In the summer, North America’s great northern woods are generally peaceful and quiet, with tall evergreens and rolling mountains. When autumn comes around, the peace is broken: The woods echo “with the sound of snorting,” the “ground shakes as massive hooves paw the earth,” and “the very air crackles as enormous antlers clash.” What’s going on? The moose have arrived. This book about “the biggest deer in the world” explores the moose’s habitat, life cycle, antlers, and predators. It also describes the work that scientists do at Isle Royal, Michigan, a living laboratory for moose observation.
Northern Refuge: A Story of a Canadian Boreal Forest— Audrey Fraggalosch
Published by Soundprints, 1999.
The boreal forest is the largest forest region in North America, extending across northern Canada and into Alaska. Its ponds and lakes are home to many kinds of wildlife. This story takes you to this beautiful region and follows a moose cow and her newborn calf as they roam the woods and swamplike areas called muskeg.
A Moose for Jessica— Pat A. Wakefield
Published by Dutton Children’s Books/Penguin Putnam, 1987.
One morning in 1986, a moose walked out of a Vermont woods and came face-to-face with a Hereford cow named Jessica. It was love at first sight. The moose came back to visit Jessica daily for the next 76 days. Larry Carrara, the farmer who watched the daily visits, tells this unusual story with full-color pictures. The moose had a daily routine of drinking from an underground spring and rubbing its antlers on low brush or scrub. And then one morning, the moose appeared with only one antler. This was the last visit the moose would make to the farm and to Jessica.

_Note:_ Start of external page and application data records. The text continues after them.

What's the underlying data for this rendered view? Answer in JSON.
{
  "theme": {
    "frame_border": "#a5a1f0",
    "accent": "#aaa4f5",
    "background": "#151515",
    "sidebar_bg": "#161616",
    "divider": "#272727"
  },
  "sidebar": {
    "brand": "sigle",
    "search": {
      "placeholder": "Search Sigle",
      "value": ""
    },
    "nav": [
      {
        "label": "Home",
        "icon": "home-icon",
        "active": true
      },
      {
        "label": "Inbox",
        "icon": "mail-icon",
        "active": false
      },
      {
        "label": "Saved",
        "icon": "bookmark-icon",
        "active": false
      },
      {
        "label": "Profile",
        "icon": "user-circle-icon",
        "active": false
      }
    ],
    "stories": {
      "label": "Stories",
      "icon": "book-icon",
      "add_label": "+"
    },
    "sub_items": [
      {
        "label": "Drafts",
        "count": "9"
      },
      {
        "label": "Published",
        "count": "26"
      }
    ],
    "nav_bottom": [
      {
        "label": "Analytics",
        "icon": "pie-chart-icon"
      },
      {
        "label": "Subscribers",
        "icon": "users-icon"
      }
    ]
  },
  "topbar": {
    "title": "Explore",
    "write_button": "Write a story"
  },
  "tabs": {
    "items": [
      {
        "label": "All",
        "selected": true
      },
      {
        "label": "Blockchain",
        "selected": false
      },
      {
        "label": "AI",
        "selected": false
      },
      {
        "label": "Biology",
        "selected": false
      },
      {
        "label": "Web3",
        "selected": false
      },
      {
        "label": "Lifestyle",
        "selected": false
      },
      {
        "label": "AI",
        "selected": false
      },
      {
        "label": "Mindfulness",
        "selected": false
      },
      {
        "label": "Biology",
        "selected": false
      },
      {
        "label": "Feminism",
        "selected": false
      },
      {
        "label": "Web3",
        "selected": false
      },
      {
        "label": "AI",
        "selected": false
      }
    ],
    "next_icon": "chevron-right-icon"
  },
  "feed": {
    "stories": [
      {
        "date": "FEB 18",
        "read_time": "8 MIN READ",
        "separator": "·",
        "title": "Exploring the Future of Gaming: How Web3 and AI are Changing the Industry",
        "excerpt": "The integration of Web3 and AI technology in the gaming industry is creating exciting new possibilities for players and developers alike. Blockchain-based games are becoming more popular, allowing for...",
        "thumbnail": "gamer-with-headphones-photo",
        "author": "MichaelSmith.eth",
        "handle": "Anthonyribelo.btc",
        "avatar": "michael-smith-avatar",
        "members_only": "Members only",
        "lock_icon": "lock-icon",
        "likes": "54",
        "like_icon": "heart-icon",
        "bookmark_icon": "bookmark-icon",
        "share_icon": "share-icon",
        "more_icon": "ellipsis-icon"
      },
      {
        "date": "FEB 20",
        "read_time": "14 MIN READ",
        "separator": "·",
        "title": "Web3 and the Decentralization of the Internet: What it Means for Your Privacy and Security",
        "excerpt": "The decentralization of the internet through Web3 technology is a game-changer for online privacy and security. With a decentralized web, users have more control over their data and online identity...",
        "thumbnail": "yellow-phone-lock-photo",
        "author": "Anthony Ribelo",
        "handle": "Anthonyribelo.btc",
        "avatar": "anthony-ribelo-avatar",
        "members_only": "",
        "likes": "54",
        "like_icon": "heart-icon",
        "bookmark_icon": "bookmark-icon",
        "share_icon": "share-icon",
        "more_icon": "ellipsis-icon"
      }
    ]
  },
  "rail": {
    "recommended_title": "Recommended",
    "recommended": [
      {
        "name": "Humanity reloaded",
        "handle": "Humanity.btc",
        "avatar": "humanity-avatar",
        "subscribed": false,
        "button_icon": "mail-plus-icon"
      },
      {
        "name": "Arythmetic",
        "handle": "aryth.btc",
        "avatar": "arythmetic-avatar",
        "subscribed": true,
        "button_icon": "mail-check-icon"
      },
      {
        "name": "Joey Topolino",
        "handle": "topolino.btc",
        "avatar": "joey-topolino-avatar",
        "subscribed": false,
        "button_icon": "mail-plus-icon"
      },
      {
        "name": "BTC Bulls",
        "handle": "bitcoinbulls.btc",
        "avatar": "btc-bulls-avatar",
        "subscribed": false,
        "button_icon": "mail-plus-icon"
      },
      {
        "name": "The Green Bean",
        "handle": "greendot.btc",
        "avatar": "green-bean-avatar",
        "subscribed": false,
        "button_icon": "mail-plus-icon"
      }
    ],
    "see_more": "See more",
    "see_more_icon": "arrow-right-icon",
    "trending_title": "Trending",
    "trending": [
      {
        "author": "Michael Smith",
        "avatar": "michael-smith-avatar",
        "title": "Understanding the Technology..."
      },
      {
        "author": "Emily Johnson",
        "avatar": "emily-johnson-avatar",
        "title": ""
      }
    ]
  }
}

Copyright © 2002, 2003 Houghton-Mifflin Company. All rights reserved. Used with permission.